Our objective was to determine arterial oxygen saturation as measured by pulse oximetry (SpO2) in healthy term neonates during their first 4 weeks of life. Overnight recordings of SpO2 (Nellcor N200), photoplethysmographic (pulse) waveforms from the oximeter and breathing movements were performed in 60 term infants. They were studied initially during their 1st week of life (median age 4 days, range 1-7) and then again during their 2nd-4th week (median age 17 days, range 8-27). Median baseline SpO2, measured during regular breathing, was 97.6% (range 92-100) during week 1 versus 98.0% (86.6-100) during week 2-4 (P > 0.05). Episodes of desaturation, defined as a fall in SpO2 to < or = 80% for > or = 4 s, were found in 35% of recordings obtained in week 1 compared to 60% of those obtained in week 2-4 (P < 0.01). Their frequency increased from a median of (0-41) per 12 h of recording at the initial recording to 1 (0-165) at follow up (P < 0.01). Analysis of the data by week of life showed a peak in desaturation frequency in the 2nd week of life. The infants with extreme values at follow-up (e.g. a baseline SpO2 of 86.6%, 5th percentile 91.9%, or a desaturation frequency of 165 per 12 h of recording, 95th percentile 32) had had values well within the normal range during their initial recording (a baseline SpO2 of 94.4%, or a desaturation frequency of 4). Most of the desaturations in the infants with extreme values were associated with periodic apnoea. These results demonstrate only relatively minor developmental changes in oxygenation in term neonates during the first 4 weeks of life. The clinical significance of outlying values, i.e. a low baseline SpO2 or a high number of episodic desaturations, remains to be determined.
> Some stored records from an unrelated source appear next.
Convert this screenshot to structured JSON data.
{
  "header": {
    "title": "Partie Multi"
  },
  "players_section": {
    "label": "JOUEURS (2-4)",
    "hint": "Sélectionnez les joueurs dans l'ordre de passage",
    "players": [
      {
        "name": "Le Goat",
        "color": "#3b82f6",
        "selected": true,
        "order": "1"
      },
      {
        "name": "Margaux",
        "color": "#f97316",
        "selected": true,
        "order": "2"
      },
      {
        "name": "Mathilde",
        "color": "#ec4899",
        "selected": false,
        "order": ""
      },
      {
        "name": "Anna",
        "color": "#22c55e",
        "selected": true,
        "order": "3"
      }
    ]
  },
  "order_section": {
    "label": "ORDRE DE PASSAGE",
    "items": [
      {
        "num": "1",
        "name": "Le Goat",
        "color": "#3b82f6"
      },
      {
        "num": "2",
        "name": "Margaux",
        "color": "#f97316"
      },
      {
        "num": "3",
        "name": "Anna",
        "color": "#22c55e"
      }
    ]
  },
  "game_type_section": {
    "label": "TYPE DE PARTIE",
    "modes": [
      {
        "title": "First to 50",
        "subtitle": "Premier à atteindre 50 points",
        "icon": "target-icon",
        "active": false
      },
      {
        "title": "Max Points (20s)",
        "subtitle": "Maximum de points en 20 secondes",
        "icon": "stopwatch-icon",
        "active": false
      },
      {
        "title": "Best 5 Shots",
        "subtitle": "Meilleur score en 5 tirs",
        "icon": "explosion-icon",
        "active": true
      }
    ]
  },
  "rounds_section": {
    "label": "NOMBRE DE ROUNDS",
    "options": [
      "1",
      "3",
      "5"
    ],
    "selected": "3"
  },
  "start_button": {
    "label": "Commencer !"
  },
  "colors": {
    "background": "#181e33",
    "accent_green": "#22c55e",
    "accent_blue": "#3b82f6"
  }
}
Conclusion: These healthy term neonates had values for baseline oxygen saturation and desaturation frequency that were not substantially different from those observed in older infants.